The wood trim is has a matte finish that emphasizes it’s wood, because when imitation wood began to look too much like real wood with a good finish, well, Something Had To Be Done!
One feature of our test 2014 was a seatbelt that would cinch itself down, as if measuring the person in the seat, and then relax slightly, all the better to prepare for a crash. It’s off-putting at first though it’s possible to become accustomed to your car hugging you unless, as a female passenger said, it squashes your boobs.
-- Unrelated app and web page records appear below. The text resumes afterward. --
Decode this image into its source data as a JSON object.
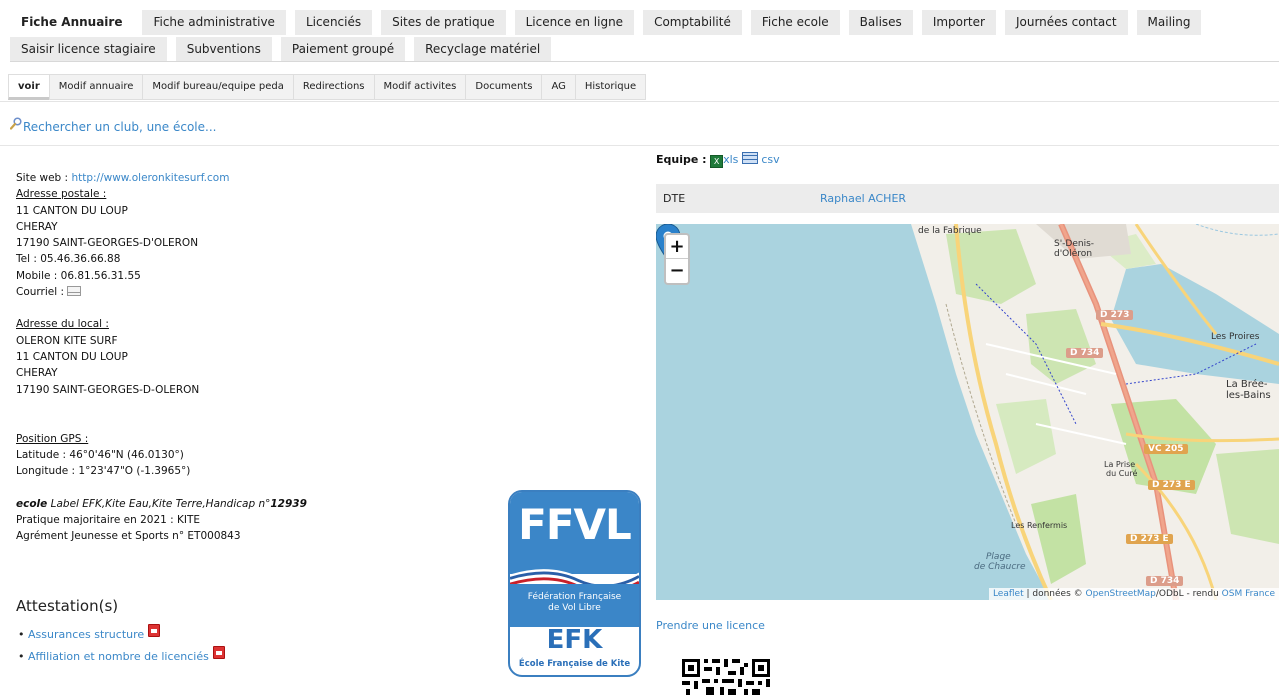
{
  "topnav": {
    "row1": [
      "Fiche Annuaire",
      "Fiche administrative",
      "Licenciés",
      "Sites de pratique",
      "Licence en ligne",
      "Comptabilité",
      "Fiche ecole",
      "Balises",
      "Importer",
      "Journées contact",
      "Mailing"
    ],
    "row2": [
      "Saisir licence stagiaire",
      "Subventions",
      "Paiement groupé",
      "Recyclage matériel"
    ],
    "active": "Fiche Annuaire"
  },
  "subnav": [
    "voir",
    "Modif annuaire",
    "Modif bureau/equipe peda",
    "Redirections",
    "Modif activites",
    "Documents",
    "AG",
    "Historique"
  ],
  "search": {
    "label": "Rechercher un club, une école..."
  },
  "info": {
    "site_label": "Site web : ",
    "site_url": "http://www.oleronkitesurf.com",
    "postal_title": "Adresse postale :",
    "postal_lines": [
      "11 CANTON DU LOUP",
      "CHERAY",
      "17190 SAINT-GEORGES-D'OLERON"
    ],
    "tel": "Tel : 05.46.36.66.88",
    "mobile": "Mobile : 06.81.56.31.55",
    "email_label": "Courriel : ",
    "local_title": "Adresse du local :",
    "local_lines": [
      "OLERON KITE SURF",
      "11 CANTON DU LOUP",
      "CHERAY",
      "17190 SAINT-GEORGES-D-OLERON"
    ],
    "gps_title": "Position GPS :",
    "latitude": "Latitude : 46°0'46\"N (46.0130°)",
    "longitude": "Longitude : 1°23'47\"O (-1.3965°)",
    "ecole_prefix": "ecole",
    "ecole_label": " Label EFK,Kite Eau,Kite Terre,Handicap n°",
    "ecole_number": "12939",
    "pratique": "Pratique majoritaire en 2021 : KITE",
    "agrement": "Agrément Jeunesse et Sports n° ET000843"
  },
  "attestation": {
    "title": "Attestation(s)",
    "items": [
      "Assurances structure",
      "Affiliation et nombre de licenciés"
    ]
  },
  "logo": {
    "ffvl": "FFVL",
    "federation": [
      "Fédération Française",
      "de Vol Libre"
    ],
    "efk": "EFK",
    "efk_sub": "École Française de Kite"
  },
  "equipe": {
    "label": "Equipe :",
    "xls": "xls",
    "csv": "csv",
    "role": "DTE",
    "name": "Raphael ACHER"
  },
  "map": {
    "labels": [
      "de la Fabrique",
      "S'-Denis-",
      "d'Oléron",
      "Les Proires",
      "La Brée-",
      "les-Bains",
      "La Prise",
      "du Curé",
      "Les Renfermis",
      "Plage",
      "de Chaucre"
    ],
    "roads": [
      "D 273",
      "D 734",
      "VC 205",
      "D 273 E",
      "D 273 E",
      "D 734"
    ],
    "zoom_in": "+",
    "zoom_out": "−",
    "attribution_leaflet": "Leaflet",
    "attribution_mid": " | données © ",
    "attribution_osm": "OpenStreetMap",
    "attribution_odbl": "/ODbL - rendu ",
    "attribution_osmfr": "OSM France",
    "colors": {
      "water": "#aad3df",
      "land": "#f2efe9",
      "green": "#c8e6a8",
      "road": "#e8927c"
    }
  },
  "prendre_licence": "Prendre une licence"
}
Some people—including some other CarBuzzard writers—don’t like CUE, the “Cadillac Users Experience.” We don’t see what the fuss is. We’ve found it easier to use than a number of other systems—we could name names, but you know who they are. Voice recognition is moderately accurate and the haptic response—the multi-information screen gives a tactile response when a “button” is pushed—is like the click of a conventional button. The data on the screen, such the navigation system map, is full-screen until the driver or passenger waves a hand in front to the screen, woken up by the proximity of the movement. The only anomaly is the strips of metal on the centerstack that are swiped to change radio volume or HVAC temperature settings as frustrating because they’re hard to be precise.